── DATA FOR REVIEW

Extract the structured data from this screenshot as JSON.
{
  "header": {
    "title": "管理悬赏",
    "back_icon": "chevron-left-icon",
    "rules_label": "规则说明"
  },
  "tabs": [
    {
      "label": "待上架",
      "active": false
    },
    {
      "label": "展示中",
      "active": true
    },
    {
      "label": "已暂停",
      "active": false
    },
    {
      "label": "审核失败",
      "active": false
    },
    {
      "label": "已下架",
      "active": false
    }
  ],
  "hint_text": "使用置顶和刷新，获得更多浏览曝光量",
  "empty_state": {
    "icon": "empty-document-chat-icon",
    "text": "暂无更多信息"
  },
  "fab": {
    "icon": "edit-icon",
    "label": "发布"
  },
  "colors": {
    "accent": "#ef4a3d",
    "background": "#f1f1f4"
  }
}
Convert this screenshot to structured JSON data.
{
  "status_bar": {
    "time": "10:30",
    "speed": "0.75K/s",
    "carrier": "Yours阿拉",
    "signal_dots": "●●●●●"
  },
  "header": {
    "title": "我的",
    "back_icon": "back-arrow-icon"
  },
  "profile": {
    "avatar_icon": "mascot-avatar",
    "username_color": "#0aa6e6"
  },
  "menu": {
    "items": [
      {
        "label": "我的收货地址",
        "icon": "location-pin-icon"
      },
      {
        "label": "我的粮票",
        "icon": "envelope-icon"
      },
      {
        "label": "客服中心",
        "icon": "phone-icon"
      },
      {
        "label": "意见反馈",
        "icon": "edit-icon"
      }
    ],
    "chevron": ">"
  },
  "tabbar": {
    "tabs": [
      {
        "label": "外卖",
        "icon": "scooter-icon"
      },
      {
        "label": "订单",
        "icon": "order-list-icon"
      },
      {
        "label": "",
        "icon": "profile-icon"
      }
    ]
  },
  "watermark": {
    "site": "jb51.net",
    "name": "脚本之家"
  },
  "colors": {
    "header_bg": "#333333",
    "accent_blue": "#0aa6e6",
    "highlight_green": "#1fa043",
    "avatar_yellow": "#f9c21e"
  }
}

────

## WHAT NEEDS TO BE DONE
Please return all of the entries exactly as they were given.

## RESPONSE AREA
Extract the structured data from this screenshot as JSON.
{
  "header": {
    "title": "管理悬赏",
    "back_icon": "chevron-left-icon",
    "rules_label": "规则说明"
  },
  "tabs": [
    {
      "label": "待上架",
      "active": false
    },
    {
      "label": "展示中",
      "active": true
    },
    {
      "label": "已暂停",
      "active": false
    },
    {
      "label": "审核失败",
      "active": false
    },
    {
      "label": "已下架",
      "active": false
    }
  ],
  "hint_text": "使用置顶和刷新，获得更多浏览曝光量",
  "empty_state": {
    "icon": "empty-document-chat-icon",
    "text": "暂无更多信息"
  },
  "fab": {
    "icon": "edit-icon",
    "label": "发布"
  },
  "colors": {
    "accent": "#ef4a3d",
    "background": "#f1f1f4"
  }
}
Convert this screenshot to structured JSON data.
{
  "status_bar": {
    "time": "10:30",
    "speed": "0.75K/s",
    "carrier": "Yours阿拉",
    "signal_dots": "●●●●●"
  },
  "header": {
    "title": "我的",
    "back_icon": "back-arrow-icon"
  },
  "profile": {
    "avatar_icon": "mascot-avatar",
    "username_color": "#0aa6e6"
  },
  "menu": {
    "items": [
      {
        "label": "我的收货地址",
        "icon": "location-pin-icon"
      },
      {
        "label": "我的粮票",
        "icon": "envelope-icon"
      },
      {
        "label": "客服中心",
        "icon": "phone-icon"
      },
      {
        "label": "意见反馈",
        "icon": "edit-icon"
      }
    ],
    "chevron": ">"
  },
  "tabbar": {
    "tabs": [
      {
        "label": "外卖",
        "icon": "scooter-icon"
      },
      {
        "label": "订单",
        "icon": "order-list-icon"
      },
      {
        "label": "",
        "icon": "profile-icon"
      }
    ]
  },
  "watermark": {
    "site": "jb51.net",
    "name": "脚本之家"
  },
  "colors": {
    "header_bg": "#333333",
    "accent_blue": "#0aa6e6",
    "highlight_green": "#1fa043",
    "avatar_yellow": "#f9c21e"
  }
}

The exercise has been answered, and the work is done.